It is worth considering how events might have played out had Japan just continued to flex its expansionist muscles in Asia. One half of its military master plan called for just that—expand south from Japan and take Hong Kong and the Philippines, then increase their control over China and Indochina before attacking British Malay and Singapore.
But the Japanese high command decided in late 1941 to preempt any outside interference. To ensure that the United States did not meddle in Japan’s Asian activities, they would deliver a nerve shattering, psychologically and militarily paralyzing attack on Pearl Harbor.
So in late November, six aircraft carriers packed with 411 planes set off for Pearl Harbor. The planes were armed with special armor-piercing heads designed to penetrate the decks of battle ships. They left from the Kurile Islands, north of Japan, correctly guessing that from there, they were less likely to be detected by American patrol planes.
Their assumptions were correct; the carriers were not detected. But still American military officials knew that something was cooking. The Japanese code had been broken much earlier. Messages revealed that some sort of major military operation was impending. They also knew that Japan’s ambassador in Washington had been instructed to deliver a note of some sort to the US State Department on 7 December. But their best guess was that Japan was preparing to attack British Malay. A few alarmists worried about the Panama Canal.
No one seriously considered Pearl Harbor. Even when radar operators in Hawaii picked up a wave of incoming aircraft, they concluded that what they detected were some anticipated new planes flying in a bit off course. Military officials in Hawaii were not exactly complacent; they were afraid that Japanese-Hawaiian saboteurs might attack their grounded aircraft—so they stacked them in tight formation to make them easier to guard.
The first attack hit Pearl at 7:55. The second came at 8:15. The rigorously trained pilots shelled their assigned ships with deadly accuracy; the American planes stored in tight formation were mowed down like dominoes. By the time it all ended, four battle ships, three destroyers, and three light cruisers had been sunk and another four battle ships were damaged; 188 planes had been destroyed; and 2280 people had been killed.
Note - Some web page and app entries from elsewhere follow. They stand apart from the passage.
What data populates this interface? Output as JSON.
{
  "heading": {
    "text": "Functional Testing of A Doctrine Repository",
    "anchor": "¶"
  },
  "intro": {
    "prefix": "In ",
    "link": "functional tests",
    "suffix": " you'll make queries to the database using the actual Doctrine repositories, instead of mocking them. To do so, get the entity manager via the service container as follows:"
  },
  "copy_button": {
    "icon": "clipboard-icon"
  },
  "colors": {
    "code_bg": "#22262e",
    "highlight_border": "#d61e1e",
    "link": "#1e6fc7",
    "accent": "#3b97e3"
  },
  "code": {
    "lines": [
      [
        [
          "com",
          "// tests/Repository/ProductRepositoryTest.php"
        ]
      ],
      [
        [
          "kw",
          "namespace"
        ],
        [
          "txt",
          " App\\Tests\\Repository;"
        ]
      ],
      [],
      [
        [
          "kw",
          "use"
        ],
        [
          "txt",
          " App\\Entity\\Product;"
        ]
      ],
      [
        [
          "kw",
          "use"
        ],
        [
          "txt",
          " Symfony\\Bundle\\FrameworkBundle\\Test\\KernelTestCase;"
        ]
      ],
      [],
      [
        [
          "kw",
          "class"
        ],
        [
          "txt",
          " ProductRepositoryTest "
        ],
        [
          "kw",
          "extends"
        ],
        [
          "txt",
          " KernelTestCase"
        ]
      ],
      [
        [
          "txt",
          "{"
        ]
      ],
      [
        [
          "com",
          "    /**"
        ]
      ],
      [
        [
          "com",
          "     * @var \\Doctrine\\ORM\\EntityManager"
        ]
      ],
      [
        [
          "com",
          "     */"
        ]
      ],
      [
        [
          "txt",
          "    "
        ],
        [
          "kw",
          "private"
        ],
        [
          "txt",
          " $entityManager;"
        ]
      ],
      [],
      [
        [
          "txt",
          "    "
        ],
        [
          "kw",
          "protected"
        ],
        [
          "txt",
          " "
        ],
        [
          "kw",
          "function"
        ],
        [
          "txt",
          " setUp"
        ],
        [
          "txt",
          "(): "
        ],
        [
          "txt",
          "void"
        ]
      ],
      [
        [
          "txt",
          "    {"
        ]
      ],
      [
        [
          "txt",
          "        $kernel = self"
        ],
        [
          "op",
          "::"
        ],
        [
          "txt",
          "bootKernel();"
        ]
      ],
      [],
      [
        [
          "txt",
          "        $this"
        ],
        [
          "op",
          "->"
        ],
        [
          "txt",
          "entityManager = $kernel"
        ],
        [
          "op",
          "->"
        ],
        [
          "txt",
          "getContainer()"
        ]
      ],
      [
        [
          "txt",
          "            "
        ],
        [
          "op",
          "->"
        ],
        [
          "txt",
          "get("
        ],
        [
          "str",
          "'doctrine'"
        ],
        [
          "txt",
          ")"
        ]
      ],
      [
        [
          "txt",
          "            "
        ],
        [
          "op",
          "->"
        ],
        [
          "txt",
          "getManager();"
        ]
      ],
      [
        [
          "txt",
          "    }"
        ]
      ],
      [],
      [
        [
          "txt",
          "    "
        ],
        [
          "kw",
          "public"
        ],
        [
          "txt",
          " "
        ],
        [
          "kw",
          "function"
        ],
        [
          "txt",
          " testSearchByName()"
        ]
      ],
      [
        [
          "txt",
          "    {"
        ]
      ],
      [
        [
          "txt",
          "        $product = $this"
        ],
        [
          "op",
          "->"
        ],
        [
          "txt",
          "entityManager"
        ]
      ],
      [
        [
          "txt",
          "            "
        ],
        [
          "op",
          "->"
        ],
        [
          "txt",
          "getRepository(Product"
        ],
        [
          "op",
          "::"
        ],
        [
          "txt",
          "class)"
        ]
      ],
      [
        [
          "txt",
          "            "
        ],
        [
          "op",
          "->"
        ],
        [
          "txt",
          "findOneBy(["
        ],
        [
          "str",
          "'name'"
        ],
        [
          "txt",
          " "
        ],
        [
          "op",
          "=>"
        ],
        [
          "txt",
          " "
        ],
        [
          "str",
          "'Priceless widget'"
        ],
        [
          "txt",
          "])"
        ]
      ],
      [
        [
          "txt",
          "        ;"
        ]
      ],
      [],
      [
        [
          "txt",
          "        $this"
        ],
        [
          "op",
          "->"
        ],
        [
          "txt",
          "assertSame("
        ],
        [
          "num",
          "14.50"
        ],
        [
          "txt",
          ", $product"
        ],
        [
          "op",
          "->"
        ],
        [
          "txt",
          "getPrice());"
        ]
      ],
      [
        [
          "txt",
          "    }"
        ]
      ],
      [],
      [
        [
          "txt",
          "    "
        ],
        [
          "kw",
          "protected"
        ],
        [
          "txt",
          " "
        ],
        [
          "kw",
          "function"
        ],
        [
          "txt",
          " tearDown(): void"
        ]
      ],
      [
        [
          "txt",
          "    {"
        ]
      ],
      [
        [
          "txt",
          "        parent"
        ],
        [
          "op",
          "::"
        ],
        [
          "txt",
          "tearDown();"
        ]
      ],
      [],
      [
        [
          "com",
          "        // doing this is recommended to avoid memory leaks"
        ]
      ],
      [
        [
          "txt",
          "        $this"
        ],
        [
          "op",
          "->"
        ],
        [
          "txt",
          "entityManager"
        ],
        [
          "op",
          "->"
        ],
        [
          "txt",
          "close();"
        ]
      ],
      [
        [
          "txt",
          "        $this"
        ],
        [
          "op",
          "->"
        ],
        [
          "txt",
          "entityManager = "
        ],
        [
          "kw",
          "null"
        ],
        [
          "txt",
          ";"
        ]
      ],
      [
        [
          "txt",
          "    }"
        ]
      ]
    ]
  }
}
Not everything went according to the Japanese plan. The aircraft carriers that would prove so critical to the American war effort had all been recently moved out for one reason another. The note that was to be delivered to the state department simultaneous to the attack took too long to decode and therefore was not delivered until a half hour after the attack. Perhaps most important, while the attack did stun Americans, it did not paralyze them. On 8 December, Congress approved, with only one dissenting vote, a declaration of war against Japan.